--- Action item ---
The only acceptable reply is the number of lines in the material below that hold "JSON".
Content starts
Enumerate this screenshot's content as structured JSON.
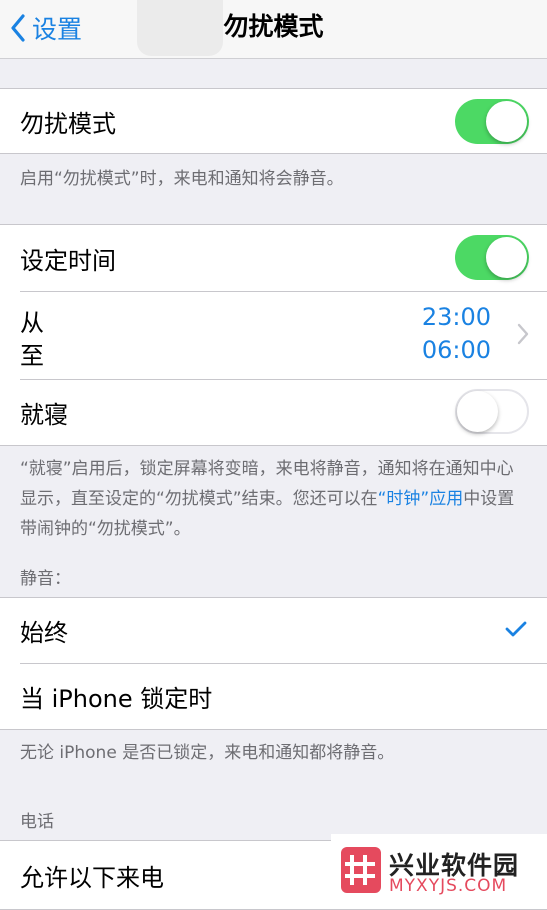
{
  "nav": {
    "back_label": "设置",
    "title": "勿扰模式"
  },
  "dnd": {
    "label": "勿扰模式",
    "enabled": true,
    "footer": "启用“勿扰模式”时，来电和通知将会静音。"
  },
  "schedule": {
    "label": "设定时间",
    "enabled": true,
    "from_label": "从",
    "to_label": "至",
    "from_time": "23:00",
    "to_time": "06:00",
    "bedtime_label": "就寝",
    "bedtime_enabled": false,
    "footer_part1": "“就寝”启用后，锁定屏幕将变暗，来电将静音，通知将在通知中心显示，直至设定的“勿扰模式”结束。您还可以在",
    "footer_link": "“时钟”应用",
    "footer_part2": "中设置带闹钟的“勿扰模式”。"
  },
  "silence": {
    "header": "静音：",
    "options": [
      "始终",
      "当 iPhone 锁定时"
    ],
    "selected": "始终",
    "footer": "无论 iPhone 是否已锁定，来电和通知都将静音。"
  },
  "phone": {
    "header": "电话",
    "allow_calls_label": "允许以下来电"
  },
  "watermark": {
    "name": "兴业软件园",
    "url": "MYXYJS.COM"
  },
  "colors": {
    "accent": "#1a82e2",
    "toggle_on": "#4cd964",
    "background": "#efeff4"
  }
}
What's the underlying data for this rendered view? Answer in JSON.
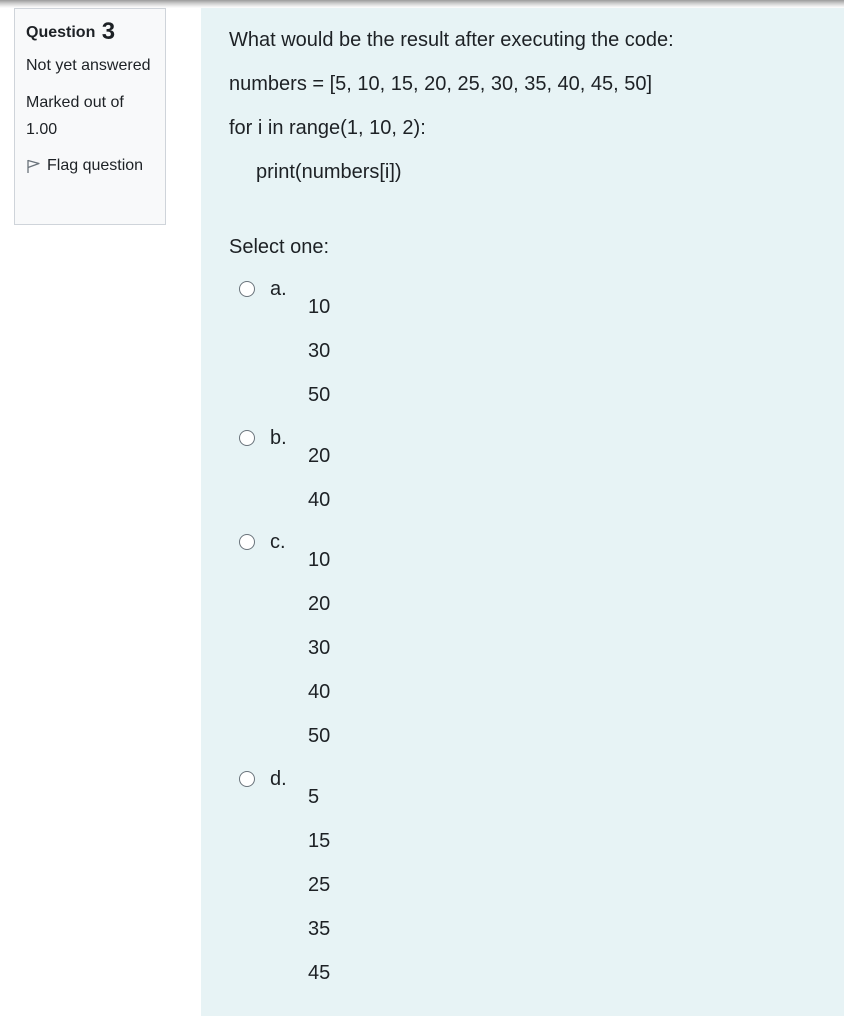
{
  "question_info": {
    "label": "Question",
    "number": "3",
    "state": "Not yet answered",
    "grade": "Marked out of 1.00",
    "flag_label": "Flag question"
  },
  "question": {
    "lines": [
      "What would be the result after executing the code:",
      "numbers = [5, 10, 15, 20, 25, 30, 35, 40, 45, 50]",
      "for i in range(1, 10, 2):",
      "print(numbers[i])"
    ],
    "prompt": "Select one:"
  },
  "options": [
    {
      "label": "a.",
      "values": [
        "10",
        "30",
        "50"
      ]
    },
    {
      "label": "b.",
      "values": [
        "20",
        "40"
      ]
    },
    {
      "label": "c.",
      "values": [
        "10",
        "20",
        "30",
        "40",
        "50"
      ]
    },
    {
      "label": "d.",
      "values": [
        "5",
        "15",
        "25",
        "35",
        "45"
      ]
    }
  ],
  "colors": {
    "content_bg": "#e7f3f5",
    "info_bg": "#f8f9fa",
    "text": "#1d2125"
  }
}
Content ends
--- Result for this task ---
2